Submitted by Keith Thompson

To paraphrase T.S.Eliot – This is the way the world ends. This is the way the world ends. This is the way the world ends. Not with a bang, but the rumble of diesel bulldozers and the cracking snap of trees (so many trees) echoing through the wilds of Ontario’s rural Eden. 

On Sunday, November 12th hundreds of people from across the urban and suburban city gathered at Dundurn Castle on York Boulevard to protest against the Ford government’s “More Homes Built Faster Act,” otherwise known as Bill 23. The bill is seen by many as a direct violation of the explicit and democratic decisions of this municipality to freeze the urban boundary.  If passed, the Bill would see thousands of acres of farm and wetland paved over. 
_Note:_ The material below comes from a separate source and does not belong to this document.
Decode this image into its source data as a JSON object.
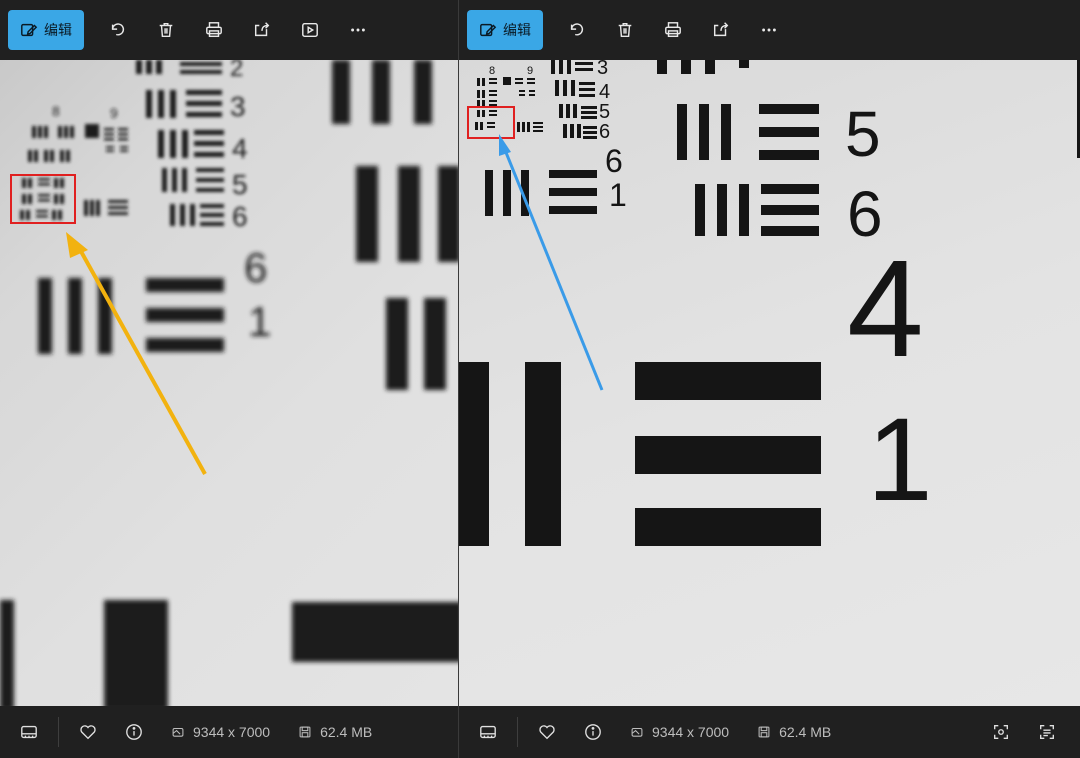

Bill 23 is a Trojan horse. On the surface, some of the proposed amendments (like the fee exemptions for affordable housing developers) seem to be a gift for pro-housing municipalities and activists. But a closer inspection betrays the reality of this legislation. The reality is that this will shift the financial burden from the province to the municipalities, and the ratepayers who will have to foot the bill for the “More Homes Built Faster” scheme. There is a lot to dislike about the proposed Bill 23. But one of the things that concerns me specifically is the proposed change to block third-party appeals at the Ontario Land Tribunal. Certainly, there is some benefit to this idea (in theory). In practice, OLT appeals have been used by the influential or powerful to block housing development in their communities. Their fear of young and poor people potentially living in their neighbourhood is often seen as the fear of diminished value in their homes. OLT appeals can be a useful tool. But they have often been used as a weapon of the rich against younger generations and economically disadvantaged folks. In this sense, blocking third-party appeals makes sense. 

However, there are times that appeals are absolutely necessary, and represent the justified intervention of neighbourhood groups, communities and activists. In the North End specifically, OLT appeals are the last tool that we can rely on to attempt to mitigate some of the potentially more damaging decisions about developments in the community. Walk through the area and you’ll find plenty of evidence of the need to have a voice in planning matters.  The Jamesville development has been sitting empty for far too long. It’s frustrating to walk past it every day and wonder how much longer it will be before we have people living there. We have a housing crisis, yes. But we also have a community crisis and the current plans for Jamesville do very little to address it.  We are in desperate need of mixed use development where people can meet, mingle, interact, and invest in the relationships which sustain and maintain a healthy democracy. We need mixed use residential and commercial developments to provide for the types of walkable, vibrant communities that are client resilient, economically successful, and socially productive.  The fact that there is no ground-level retail in the Jamesville development is an embarrassment. I’m not talking about convenience stores and cannabis shops, or big box chains and a KFC on the corner. I’m not asking for the whole of the Jamesville development to be retail along James from Strachan to Ferrie. 

What I am asking for is a small coffee shop. A few little restaurants. Maybe a tutoring service or a dentist office, or an optometrist. Maybe a small stand-alone Wine Rack store or a simple community-led second-hand store. Maybe it’s an ice cream shop for people heading down to the Bay on a hot July weekend. I don’t know what’s possible, but right now I can tell you what isn’t; a complete mixed-use community that would provide additional tax revenue, support the neighbourhood economy and its local entrepreneurs, and provide people with the opportunity to work, eat, and play close to home.  I’m not wishing for another strip mall.   I’m hoping for a small provision for retail on a commercial street. Some place where we can walk and meet our new neighbours, even if it’s just as we pass through the cafe doors in the morning, or as we go to collect our eyeglasses prescription, or as we’re browsing for greeting cards or books, or knick-knacks for our shelves.

Whether it’s the proposal to overrule the democratic decision of the residents of Hamilton to freeze our urban boundary, or to limit the voices of legitimate concern when it comes to local planning…there’s a lot to dislike about Bill 23.